In Black is a Beautiful Word. I & I Jeannette Ehlers examines the current traces of our colonialist past. It is based on a historical photograph from 1900 in the Royal Danish Library’s collection, which shows Sarah, a maid from St. Croix, in a ball gown. The photo was taken by Alfred Paludan-Müller, a Danish pharmacist who lived on St. Croix in 1879–1904.
Sarah from St. Croix
The photo of a Black woman in white clothes, positioned to face the camera in a contemporary living room, is projected on the wall. The slightly blurred image of the seated woman gradually changes, and the image of another Black woman emerges. In this manner, the film continuously alternates, almost imperceptibly, between the women. The viewer is thus met by varying but similar gazes, while the poet Lesley-Ann Brown recites the lines ‘You are a possible me in the past, I am a possible you in the present … with a sea of time between us.’
Ehlers’s video Black is a Beautiful Word. I & I references the original photograph of Sarah from St. Croix, which hangs on the wall next to the TV screen. Sarah worked as a maid to Paludan-Müller. In the portrait she is shown on the family’s veranda, wearing a crisply starched white dress. The photograph is clearly staged, and Sarah’s body posture and facial expression reflect her discomfort with the situation. She is involuntarily frozen in place as part of a historical narrative, her visceral experience captured by the photographic lens.
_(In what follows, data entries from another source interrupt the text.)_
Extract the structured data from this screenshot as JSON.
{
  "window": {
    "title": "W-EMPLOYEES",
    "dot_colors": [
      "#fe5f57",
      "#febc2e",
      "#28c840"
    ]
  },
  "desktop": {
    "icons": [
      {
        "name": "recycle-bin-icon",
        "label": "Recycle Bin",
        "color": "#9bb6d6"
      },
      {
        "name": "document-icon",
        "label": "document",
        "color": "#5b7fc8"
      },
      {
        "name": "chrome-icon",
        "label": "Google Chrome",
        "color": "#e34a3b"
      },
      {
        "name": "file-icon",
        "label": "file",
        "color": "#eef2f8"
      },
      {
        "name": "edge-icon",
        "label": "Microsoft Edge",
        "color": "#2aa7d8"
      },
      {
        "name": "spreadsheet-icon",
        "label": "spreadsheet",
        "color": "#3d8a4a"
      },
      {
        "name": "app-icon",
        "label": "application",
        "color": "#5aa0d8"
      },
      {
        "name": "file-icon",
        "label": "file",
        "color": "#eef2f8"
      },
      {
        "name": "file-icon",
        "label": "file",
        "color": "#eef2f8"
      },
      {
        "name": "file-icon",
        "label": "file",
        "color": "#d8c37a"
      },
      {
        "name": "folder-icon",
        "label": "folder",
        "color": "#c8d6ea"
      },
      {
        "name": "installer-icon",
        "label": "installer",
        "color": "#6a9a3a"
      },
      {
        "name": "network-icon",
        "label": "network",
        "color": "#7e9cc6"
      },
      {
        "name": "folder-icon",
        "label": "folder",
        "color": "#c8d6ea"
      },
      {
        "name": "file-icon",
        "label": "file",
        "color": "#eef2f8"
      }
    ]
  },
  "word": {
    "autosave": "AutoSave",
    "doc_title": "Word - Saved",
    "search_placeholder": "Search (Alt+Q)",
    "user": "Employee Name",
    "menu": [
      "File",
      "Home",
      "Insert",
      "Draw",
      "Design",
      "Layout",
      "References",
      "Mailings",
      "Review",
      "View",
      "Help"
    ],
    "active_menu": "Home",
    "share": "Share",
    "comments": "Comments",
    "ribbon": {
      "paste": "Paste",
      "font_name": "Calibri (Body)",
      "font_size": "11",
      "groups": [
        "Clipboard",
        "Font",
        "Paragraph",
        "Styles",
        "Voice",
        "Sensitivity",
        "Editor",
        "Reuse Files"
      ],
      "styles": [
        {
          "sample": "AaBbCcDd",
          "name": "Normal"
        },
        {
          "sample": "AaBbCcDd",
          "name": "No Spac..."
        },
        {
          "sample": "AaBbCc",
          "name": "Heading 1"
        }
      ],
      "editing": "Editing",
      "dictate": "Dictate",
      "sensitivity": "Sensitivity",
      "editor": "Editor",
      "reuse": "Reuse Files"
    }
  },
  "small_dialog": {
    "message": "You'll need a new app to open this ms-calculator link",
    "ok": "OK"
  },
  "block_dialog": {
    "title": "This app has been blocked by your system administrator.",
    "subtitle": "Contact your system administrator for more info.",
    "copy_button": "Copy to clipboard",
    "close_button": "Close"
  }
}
A common bond
Black is a Beautiful Word. I & I addresses the theme of the colonial legacy and also acts as a commentary on portrait photography as genre. While the historical photograph involves an exercise of power between the photographer and the portrayed person, Ehlers’s video reflects a very different sense of mutual trust. A common bond is established between the women, with clear links to Sarah as a real person from the past. The installation challenges the historical photograph and adds a decolonial perspective to the Library’s collection by handing control of the narrative to the portrayed women.
The installation was first show in the group exhibition Writings of Bodies – We Know it From the Inside at Den Frie Centre of Contemporary Art in Copenhagen in 2019 and will be included in the permanent photo exhibition at Den Nationale Fotosamling, which is scheduled to open in spring 2021 at The Black Diamond, the building that houses the Royal Danish Library in Copenhagen.
About Jeannette Ehlers
Jeannette Ehlers (b. 1973) studied at the Royal Danish Academy of Fine Arts in 1999–2006. Since 2009 she has addressed the legacy of Denmark’s colonial past in her art, and together with the Danish-Greenlandic visual artist Pia Arke she has helped highlight colonial history in the Danish art scene in striking works of art. In her artistic practice Ehlers seeks to create an archive of alternative notions and narratives about historical victims of oppression and to add nuance to the broader debate about colonialism and, not least, its traces in today’s society. Her works include I Am Queen Mary (2019) and Black Magic in the White House (2009), which are also included in the collection of Den Nationale Fotosamling.